To do
Could you retype the records below exactly as they appear, skipping any pictures?

━━━━━ Given data

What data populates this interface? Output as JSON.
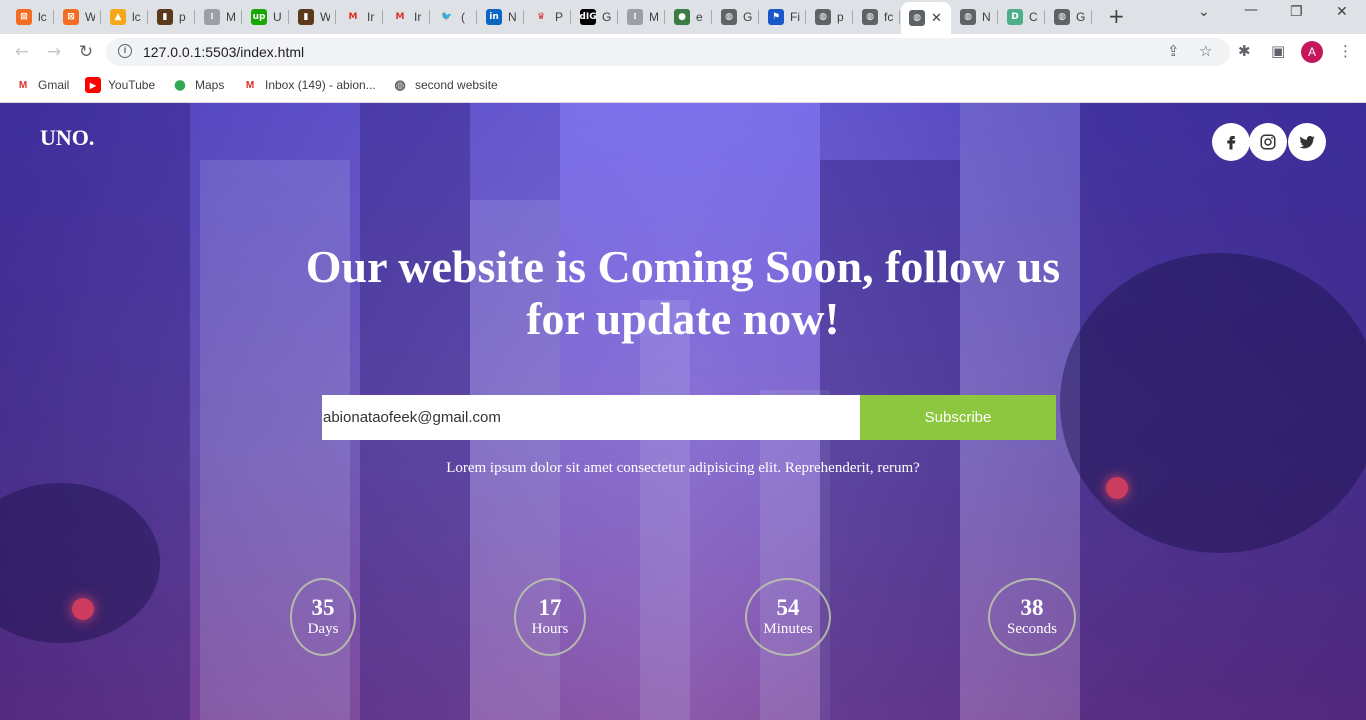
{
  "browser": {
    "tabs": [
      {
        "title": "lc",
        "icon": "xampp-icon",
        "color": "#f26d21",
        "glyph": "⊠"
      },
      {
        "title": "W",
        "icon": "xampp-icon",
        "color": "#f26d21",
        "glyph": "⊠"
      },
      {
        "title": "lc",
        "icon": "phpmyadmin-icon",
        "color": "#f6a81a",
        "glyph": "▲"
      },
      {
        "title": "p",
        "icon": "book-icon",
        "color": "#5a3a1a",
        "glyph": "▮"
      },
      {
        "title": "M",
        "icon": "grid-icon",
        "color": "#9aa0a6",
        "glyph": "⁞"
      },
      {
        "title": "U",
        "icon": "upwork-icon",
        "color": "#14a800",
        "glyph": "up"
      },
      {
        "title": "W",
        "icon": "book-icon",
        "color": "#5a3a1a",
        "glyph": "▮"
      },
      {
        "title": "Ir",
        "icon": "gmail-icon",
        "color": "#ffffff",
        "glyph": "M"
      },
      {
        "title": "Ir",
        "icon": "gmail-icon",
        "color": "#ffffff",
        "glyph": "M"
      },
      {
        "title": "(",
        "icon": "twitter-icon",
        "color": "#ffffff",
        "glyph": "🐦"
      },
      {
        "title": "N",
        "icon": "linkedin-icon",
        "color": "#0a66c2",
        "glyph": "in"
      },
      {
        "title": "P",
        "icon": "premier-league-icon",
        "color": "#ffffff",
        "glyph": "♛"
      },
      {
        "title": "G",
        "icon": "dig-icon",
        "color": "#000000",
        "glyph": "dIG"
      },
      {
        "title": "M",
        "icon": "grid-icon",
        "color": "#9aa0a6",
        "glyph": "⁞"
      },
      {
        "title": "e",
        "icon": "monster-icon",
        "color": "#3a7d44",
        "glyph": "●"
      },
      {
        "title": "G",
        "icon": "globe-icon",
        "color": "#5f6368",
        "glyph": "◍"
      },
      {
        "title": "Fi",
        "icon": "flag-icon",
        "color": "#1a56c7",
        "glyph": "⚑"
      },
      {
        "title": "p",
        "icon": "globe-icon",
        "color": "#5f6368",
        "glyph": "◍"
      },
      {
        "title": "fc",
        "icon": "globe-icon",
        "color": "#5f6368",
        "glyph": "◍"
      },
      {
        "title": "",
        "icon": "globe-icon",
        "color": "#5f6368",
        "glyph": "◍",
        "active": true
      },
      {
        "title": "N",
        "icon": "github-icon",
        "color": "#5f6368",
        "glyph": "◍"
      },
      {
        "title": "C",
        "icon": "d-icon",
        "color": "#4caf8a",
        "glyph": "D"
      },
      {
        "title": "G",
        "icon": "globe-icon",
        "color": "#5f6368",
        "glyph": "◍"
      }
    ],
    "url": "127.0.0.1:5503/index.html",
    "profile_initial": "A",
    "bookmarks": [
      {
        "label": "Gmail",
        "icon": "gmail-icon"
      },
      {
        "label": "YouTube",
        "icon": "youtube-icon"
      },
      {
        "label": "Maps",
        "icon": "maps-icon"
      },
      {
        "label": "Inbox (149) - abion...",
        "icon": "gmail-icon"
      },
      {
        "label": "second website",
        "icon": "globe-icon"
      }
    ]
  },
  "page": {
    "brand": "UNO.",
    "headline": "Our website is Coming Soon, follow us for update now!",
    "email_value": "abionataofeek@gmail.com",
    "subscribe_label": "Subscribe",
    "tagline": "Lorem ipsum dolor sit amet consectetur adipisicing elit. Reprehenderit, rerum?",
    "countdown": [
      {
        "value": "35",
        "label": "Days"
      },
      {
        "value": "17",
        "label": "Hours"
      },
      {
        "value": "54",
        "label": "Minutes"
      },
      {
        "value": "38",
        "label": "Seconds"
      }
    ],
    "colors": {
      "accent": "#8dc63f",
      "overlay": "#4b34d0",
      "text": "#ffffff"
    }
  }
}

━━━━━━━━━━

Output of the exercise
What data populates this interface? Output as JSON.
{
  "browser": {
    "tabs": [
      {
        "title": "lc",
        "icon": "xampp-icon",
        "color": "#f26d21",
        "glyph": "⊠"
      },
      {
        "title": "W",
        "icon": "xampp-icon",
        "color": "#f26d21",
        "glyph": "⊠"
      },
      {
        "title": "lc",
        "icon": "phpmyadmin-icon",
        "color": "#f6a81a",
        "glyph": "▲"
      },
      {
        "title": "p",
        "icon": "book-icon",
        "color": "#5a3a1a",
        "glyph": "▮"
      },
      {
        "title": "M",
        "icon": "grid-icon",
        "color": "#9aa0a6",
        "glyph": "⁞"
      },
      {
        "title": "U",
        "icon": "upwork-icon",
        "color": "#14a800",
        "glyph": "up"
      },
      {
        "title": "W",
        "icon": "book-icon",
        "color": "#5a3a1a",
        "glyph": "▮"
      },
      {
        "title": "Ir",
        "icon": "gmail-icon",
        "color": "#ffffff",
        "glyph": "M"
      },
      {
        "title": "Ir",
        "icon": "gmail-icon",
        "color": "#ffffff",
        "glyph": "M"
      },
      {
        "title": "(",
        "icon": "twitter-icon",
        "color": "#ffffff",
        "glyph": "🐦"
      },
      {
        "title": "N",
        "icon": "linkedin-icon",
        "color": "#0a66c2",
        "glyph": "in"
      },
      {
        "title": "P",
        "icon": "premier-league-icon",
        "color": "#ffffff",
        "glyph": "♛"
      },
      {
        "title": "G",
        "icon": "dig-icon",
        "color": "#000000",
        "glyph": "dIG"
      },
      {
        "title": "M",
        "icon": "grid-icon",
        "color": "#9aa0a6",
        "glyph": "⁞"
      },
      {
        "title": "e",
        "icon": "monster-icon",
        "color": "#3a7d44",
        "glyph": "●"
      },
      {
        "title": "G",
        "icon": "globe-icon",
        "color": "#5f6368",
        "glyph": "◍"
      },
      {
        "title": "Fi",
        "icon": "flag-icon",
        "color": "#1a56c7",
        "glyph": "⚑"
      },
      {
        "title": "p",
        "icon": "globe-icon",
        "color": "#5f6368",
        "glyph": "◍"
      },
      {
        "title": "fc",
        "icon": "globe-icon",
        "color": "#5f6368",
        "glyph": "◍"
      },
      {
        "title": "",
        "icon": "globe-icon",
        "color": "#5f6368",
        "glyph": "◍",
        "active": true
      },
      {
        "title": "N",
        "icon": "github-icon",
        "color": "#5f6368",
        "glyph": "◍"
      },
      {
        "title": "C",
        "icon": "d-icon",
        "color": "#4caf8a",
        "glyph": "D"
      },
      {
        "title": "G",
        "icon": "globe-icon",
        "color": "#5f6368",
        "glyph": "◍"
      }
    ],
    "url": "127.0.0.1:5503/index.html",
    "profile_initial": "A",
    "bookmarks": [
      {
        "label": "Gmail",
        "icon": "gmail-icon"
      },
      {
        "label": "YouTube",
        "icon": "youtube-icon"
      },
      {
        "label": "Maps",
        "icon": "maps-icon"
      },
      {
        "label": "Inbox (149) - abion...",
        "icon": "gmail-icon"
      },
      {
        "label": "second website",
        "icon": "globe-icon"
      }
    ]
  },
  "page": {
    "brand": "UNO.",
    "headline": "Our website is Coming Soon, follow us for update now!",
    "email_value": "abionataofeek@gmail.com",
    "subscribe_label": "Subscribe",
    "tagline": "Lorem ipsum dolor sit amet consectetur adipisicing elit. Reprehenderit, rerum?",
    "countdown": [
      {
        "value": "35",
        "label": "Days"
      },
      {
        "value": "17",
        "label": "Hours"
      },
      {
        "value": "54",
        "label": "Minutes"
      },
      {
        "value": "38",
        "label": "Seconds"
      }
    ],
    "colors": {
      "accent": "#8dc63f",
      "overlay": "#4b34d0",
      "text": "#ffffff"
    }
  }
}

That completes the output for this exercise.